ASSIGNMENT. Restate each entry below without changing a word.

(MATERIAL TO PROCESS begins)

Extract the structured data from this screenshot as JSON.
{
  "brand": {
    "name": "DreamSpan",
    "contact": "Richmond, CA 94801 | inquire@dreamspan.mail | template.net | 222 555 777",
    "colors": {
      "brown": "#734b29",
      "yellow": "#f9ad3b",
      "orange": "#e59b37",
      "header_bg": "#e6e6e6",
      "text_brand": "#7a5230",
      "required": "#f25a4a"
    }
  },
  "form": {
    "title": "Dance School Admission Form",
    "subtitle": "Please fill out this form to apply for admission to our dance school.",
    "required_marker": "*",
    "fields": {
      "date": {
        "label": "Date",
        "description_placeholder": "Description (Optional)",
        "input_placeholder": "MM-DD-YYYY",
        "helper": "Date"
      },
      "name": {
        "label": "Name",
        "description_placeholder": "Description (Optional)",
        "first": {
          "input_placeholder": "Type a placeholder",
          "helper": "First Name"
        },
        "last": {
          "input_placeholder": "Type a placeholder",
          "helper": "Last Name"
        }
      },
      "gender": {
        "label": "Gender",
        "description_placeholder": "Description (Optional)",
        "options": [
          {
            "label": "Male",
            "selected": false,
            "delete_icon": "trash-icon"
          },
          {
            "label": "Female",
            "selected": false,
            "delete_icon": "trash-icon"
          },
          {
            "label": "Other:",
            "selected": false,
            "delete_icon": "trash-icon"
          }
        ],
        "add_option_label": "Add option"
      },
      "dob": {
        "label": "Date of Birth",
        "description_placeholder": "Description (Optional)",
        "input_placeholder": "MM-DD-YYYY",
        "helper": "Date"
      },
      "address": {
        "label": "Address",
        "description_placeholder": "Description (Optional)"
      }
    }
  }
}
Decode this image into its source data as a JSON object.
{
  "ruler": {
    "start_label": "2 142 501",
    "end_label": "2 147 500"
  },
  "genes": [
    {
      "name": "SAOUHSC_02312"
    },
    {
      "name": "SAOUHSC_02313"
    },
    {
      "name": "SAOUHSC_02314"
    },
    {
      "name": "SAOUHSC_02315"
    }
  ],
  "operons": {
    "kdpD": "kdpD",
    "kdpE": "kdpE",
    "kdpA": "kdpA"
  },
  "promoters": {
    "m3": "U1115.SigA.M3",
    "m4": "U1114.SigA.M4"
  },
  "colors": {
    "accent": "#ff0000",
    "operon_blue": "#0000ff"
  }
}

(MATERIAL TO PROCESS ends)

RESULT FOR THIS EXERCISE.
Extract the structured data from this screenshot as JSON.
{
  "brand": {
    "name": "DreamSpan",
    "contact": "Richmond, CA 94801 | inquire@dreamspan.mail | template.net | 222 555 777",
    "colors": {
      "brown": "#734b29",
      "yellow": "#f9ad3b",
      "orange": "#e59b37",
      "header_bg": "#e6e6e6",
      "text_brand": "#7a5230",
      "required": "#f25a4a"
    }
  },
  "form": {
    "title": "Dance School Admission Form",
    "subtitle": "Please fill out this form to apply for admission to our dance school.",
    "required_marker": "*",
    "fields": {
      "date": {
        "label": "Date",
        "description_placeholder": "Description (Optional)",
        "input_placeholder": "MM-DD-YYYY",
        "helper": "Date"
      },
      "name": {
        "label": "Name",
        "description_placeholder": "Description (Optional)",
        "first": {
          "input_placeholder": "Type a placeholder",
          "helper": "First Name"
        },
        "last": {
          "input_placeholder": "Type a placeholder",
          "helper": "Last Name"
        }
      },
      "gender": {
        "label": "Gender",
        "description_placeholder": "Description (Optional)",
        "options": [
          {
            "label": "Male",
            "selected": false,
            "delete_icon": "trash-icon"
          },
          {
            "label": "Female",
            "selected": false,
            "delete_icon": "trash-icon"
          },
          {
            "label": "Other:",
            "selected": false,
            "delete_icon": "trash-icon"
          }
        ],
        "add_option_label": "Add option"
      },
      "dob": {
        "label": "Date of Birth",
        "description_placeholder": "Description (Optional)",
        "input_placeholder": "MM-DD-YYYY",
        "helper": "Date"
      },
      "address": {
        "label": "Address",
        "description_placeholder": "Description (Optional)"
      }
    }
  }
}
Decode this image into its source data as a JSON object.
{
  "ruler": {
    "start_label": "2 142 501",
    "end_label": "2 147 500"
  },
  "genes": [
    {
      "name": "SAOUHSC_02312"
    },
    {
      "name": "SAOUHSC_02313"
    },
    {
      "name": "SAOUHSC_02314"
    },
    {
      "name": "SAOUHSC_02315"
    }
  ],
  "operons": {
    "kdpD": "kdpD",
    "kdpE": "kdpE",
    "kdpA": "kdpA"
  },
  "promoters": {
    "m3": "U1115.SigA.M3",
    "m4": "U1114.SigA.M4"
  },
  "colors": {
    "accent": "#ff0000",
    "operon_blue": "#0000ff"
  }
}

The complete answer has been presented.